Name: Decompression Sickness (DCS)
Decompression sickness (DCS) is commonly found in SCUBA divers but can occur in any situation that leads to a rapid decrease in the pressure surrounding the body. For instance as a SCUBA diver descends, nitrogen gas (air we breathe is mostly nitrogen) is absorbed by the muscle and other tissues of the body. If a SCUBA diver ascends too quickly, the nitrogen is forced from the tissues at a rate much faster than the body is able to absorb. This results in the formation of nitrogen gas bubbles in the bloodstream.
Symptoms of Decompression Sickness

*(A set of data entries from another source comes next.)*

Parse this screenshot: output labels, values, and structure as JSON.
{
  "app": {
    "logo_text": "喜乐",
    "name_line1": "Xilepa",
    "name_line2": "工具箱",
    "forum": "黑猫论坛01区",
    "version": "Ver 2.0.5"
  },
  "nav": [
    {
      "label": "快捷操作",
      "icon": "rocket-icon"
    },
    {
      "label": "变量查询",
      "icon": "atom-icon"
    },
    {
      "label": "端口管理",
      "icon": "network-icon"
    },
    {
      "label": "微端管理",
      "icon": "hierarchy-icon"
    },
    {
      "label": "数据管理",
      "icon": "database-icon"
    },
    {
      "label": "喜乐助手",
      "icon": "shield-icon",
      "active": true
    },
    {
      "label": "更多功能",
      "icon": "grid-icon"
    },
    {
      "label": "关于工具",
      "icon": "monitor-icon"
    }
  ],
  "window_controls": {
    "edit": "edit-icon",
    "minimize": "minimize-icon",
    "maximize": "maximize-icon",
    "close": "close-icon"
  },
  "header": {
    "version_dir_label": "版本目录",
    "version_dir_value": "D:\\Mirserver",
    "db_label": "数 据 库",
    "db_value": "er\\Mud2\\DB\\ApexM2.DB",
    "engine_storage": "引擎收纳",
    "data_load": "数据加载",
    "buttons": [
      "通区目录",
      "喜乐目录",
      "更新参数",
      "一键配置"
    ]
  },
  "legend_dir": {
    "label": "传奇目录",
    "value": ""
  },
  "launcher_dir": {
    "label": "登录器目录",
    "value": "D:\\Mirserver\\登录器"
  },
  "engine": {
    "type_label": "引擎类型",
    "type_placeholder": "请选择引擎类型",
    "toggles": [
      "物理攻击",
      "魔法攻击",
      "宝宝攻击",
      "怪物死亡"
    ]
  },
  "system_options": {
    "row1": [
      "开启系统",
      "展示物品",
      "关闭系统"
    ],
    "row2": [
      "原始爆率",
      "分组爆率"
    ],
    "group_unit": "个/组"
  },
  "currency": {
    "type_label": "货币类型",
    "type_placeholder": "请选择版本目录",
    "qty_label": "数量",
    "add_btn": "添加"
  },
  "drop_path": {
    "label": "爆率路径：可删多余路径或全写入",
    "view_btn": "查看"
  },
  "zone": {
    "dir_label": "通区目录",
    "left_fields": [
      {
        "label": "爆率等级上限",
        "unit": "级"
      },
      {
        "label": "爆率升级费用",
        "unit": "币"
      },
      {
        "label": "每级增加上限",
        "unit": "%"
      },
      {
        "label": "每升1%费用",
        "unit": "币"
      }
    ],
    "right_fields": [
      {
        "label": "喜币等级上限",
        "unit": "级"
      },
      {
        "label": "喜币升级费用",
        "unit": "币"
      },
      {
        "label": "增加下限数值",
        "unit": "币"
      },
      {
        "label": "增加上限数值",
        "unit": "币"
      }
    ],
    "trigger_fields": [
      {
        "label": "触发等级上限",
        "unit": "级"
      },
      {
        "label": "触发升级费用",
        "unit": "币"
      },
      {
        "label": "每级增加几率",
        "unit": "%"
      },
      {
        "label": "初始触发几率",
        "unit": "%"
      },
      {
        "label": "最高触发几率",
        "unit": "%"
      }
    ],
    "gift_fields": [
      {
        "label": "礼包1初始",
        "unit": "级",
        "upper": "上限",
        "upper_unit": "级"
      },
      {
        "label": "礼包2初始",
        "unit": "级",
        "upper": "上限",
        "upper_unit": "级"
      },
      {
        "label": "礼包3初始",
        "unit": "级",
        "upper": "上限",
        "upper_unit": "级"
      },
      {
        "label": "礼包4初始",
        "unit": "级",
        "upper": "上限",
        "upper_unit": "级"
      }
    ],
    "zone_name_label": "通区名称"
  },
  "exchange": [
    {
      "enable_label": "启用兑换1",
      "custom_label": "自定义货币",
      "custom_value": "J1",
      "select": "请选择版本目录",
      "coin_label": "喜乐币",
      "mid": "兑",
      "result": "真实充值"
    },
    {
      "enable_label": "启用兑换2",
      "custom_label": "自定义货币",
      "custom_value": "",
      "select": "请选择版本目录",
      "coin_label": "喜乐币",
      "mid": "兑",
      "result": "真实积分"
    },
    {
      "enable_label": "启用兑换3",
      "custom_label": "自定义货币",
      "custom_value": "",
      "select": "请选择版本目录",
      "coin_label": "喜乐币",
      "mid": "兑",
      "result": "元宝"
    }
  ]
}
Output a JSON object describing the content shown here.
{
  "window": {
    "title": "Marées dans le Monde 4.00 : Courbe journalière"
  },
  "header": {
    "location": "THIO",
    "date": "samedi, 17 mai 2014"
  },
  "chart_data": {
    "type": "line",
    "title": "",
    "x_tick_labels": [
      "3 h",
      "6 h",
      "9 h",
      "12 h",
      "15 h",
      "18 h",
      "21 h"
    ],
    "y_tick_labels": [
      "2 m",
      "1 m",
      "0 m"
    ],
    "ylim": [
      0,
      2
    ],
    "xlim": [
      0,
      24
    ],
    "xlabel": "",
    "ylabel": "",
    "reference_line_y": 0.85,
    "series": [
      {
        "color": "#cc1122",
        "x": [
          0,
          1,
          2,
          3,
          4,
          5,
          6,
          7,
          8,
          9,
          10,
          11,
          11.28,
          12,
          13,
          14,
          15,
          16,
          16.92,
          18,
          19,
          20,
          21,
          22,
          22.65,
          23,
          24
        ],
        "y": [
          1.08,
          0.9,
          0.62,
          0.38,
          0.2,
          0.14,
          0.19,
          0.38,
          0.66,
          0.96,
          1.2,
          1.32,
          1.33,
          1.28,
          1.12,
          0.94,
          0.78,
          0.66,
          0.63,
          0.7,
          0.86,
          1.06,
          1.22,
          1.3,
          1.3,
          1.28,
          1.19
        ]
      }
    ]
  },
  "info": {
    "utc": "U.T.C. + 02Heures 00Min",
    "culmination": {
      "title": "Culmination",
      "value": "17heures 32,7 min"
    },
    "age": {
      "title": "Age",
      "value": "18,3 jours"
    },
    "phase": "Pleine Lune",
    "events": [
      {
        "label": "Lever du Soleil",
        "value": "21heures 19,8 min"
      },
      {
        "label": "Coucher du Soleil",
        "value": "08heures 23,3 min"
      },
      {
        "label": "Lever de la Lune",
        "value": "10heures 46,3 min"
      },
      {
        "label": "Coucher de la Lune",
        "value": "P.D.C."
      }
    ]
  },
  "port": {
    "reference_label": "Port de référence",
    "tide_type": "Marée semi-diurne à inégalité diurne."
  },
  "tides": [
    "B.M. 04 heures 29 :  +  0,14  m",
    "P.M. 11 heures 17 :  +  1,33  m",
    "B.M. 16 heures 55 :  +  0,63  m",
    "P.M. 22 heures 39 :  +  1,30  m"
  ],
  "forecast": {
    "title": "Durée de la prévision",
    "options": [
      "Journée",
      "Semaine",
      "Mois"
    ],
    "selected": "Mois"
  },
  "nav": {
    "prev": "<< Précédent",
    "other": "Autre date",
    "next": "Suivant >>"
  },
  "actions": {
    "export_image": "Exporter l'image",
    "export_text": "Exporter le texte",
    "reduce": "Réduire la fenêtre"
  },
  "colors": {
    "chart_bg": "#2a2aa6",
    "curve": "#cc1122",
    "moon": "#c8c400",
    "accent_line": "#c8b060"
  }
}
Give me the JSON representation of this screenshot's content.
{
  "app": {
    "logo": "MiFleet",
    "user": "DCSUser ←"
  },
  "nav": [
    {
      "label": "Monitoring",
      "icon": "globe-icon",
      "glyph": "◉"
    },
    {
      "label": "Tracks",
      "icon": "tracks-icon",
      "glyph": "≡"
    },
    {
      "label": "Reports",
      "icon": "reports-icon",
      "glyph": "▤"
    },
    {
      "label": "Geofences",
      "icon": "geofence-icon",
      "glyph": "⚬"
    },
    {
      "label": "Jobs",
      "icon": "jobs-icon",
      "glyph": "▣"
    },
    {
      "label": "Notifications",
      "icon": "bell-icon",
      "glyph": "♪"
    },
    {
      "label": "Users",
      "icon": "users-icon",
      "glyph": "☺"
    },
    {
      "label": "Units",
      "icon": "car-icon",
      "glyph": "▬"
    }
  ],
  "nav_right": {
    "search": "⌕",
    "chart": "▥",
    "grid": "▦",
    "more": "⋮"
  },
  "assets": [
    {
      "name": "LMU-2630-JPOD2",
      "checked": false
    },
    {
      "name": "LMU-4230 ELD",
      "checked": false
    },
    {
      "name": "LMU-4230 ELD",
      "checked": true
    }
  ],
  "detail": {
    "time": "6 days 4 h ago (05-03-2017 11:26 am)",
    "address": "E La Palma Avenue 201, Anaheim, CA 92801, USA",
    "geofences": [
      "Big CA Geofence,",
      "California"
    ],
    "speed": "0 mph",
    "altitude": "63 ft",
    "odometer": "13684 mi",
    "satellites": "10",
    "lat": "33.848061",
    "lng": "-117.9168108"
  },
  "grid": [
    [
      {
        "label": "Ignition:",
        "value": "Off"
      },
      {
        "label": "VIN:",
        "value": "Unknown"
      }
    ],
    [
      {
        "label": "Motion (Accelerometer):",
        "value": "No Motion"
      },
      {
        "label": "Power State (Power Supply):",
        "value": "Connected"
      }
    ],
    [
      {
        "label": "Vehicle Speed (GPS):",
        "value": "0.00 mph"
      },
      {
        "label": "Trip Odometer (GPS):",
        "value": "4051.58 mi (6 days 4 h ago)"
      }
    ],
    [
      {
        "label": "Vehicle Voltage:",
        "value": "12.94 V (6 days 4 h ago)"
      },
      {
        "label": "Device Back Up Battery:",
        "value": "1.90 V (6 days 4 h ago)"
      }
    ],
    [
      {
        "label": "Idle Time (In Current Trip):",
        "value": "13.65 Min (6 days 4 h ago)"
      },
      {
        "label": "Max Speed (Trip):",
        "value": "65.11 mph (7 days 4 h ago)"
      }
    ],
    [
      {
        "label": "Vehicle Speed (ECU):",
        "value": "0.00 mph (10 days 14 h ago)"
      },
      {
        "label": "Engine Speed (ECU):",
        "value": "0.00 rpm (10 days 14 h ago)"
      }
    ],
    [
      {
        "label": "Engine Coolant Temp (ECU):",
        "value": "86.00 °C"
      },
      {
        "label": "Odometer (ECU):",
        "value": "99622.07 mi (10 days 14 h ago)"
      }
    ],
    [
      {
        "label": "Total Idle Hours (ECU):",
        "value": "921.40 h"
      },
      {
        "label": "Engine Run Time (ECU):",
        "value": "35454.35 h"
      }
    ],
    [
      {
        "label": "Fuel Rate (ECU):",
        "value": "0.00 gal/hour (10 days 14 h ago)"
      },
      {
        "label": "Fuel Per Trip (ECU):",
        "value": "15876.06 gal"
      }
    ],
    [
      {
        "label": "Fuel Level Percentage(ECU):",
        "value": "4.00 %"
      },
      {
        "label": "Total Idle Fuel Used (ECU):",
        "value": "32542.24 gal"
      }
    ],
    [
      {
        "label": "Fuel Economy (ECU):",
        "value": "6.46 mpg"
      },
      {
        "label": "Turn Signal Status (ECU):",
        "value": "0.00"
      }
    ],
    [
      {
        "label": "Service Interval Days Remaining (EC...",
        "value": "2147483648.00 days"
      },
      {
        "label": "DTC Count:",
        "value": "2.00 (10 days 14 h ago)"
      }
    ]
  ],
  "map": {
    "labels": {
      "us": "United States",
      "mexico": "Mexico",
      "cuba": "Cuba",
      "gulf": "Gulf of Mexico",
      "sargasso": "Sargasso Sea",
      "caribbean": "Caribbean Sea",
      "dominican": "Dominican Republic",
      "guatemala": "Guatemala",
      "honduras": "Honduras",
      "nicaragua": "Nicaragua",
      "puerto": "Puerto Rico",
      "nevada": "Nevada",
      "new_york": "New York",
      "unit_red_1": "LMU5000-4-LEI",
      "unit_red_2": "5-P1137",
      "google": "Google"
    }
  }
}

Symptoms of DCS include pain, numbness and tingling sensations throughout the body, shortness of breath, confusion, extreme fatigue, rash, ringing in the ears, unconsciousness, chest pain, headache, blurry vision and dizziness. Possible Treatment: Treatment for decompression sickness geared toward the maintenance of adequate gas exchange. Patients with DCS should receive 100% oxygen and should be mechanically ventilated if necessary. Fluids are usually delivered through an intravenous line (IV). In addition, aspirin is usually administered to keep the blood thinned to prevent blood clot formation. Immediate transport to the nearest Emergency Department or hyperbaric facility is necessary for the prompt treatment and recovery of the patient with DCS. Hyperbaric oxygen therapy reduce the number of nitrogen bubbles in the bloodstream, stimulates resorption of nitrogen, reduces swelling, reduces the stickiness of blood cells responsible for the formation of blood clots and reduces the permeability or leakiness of blood vessels.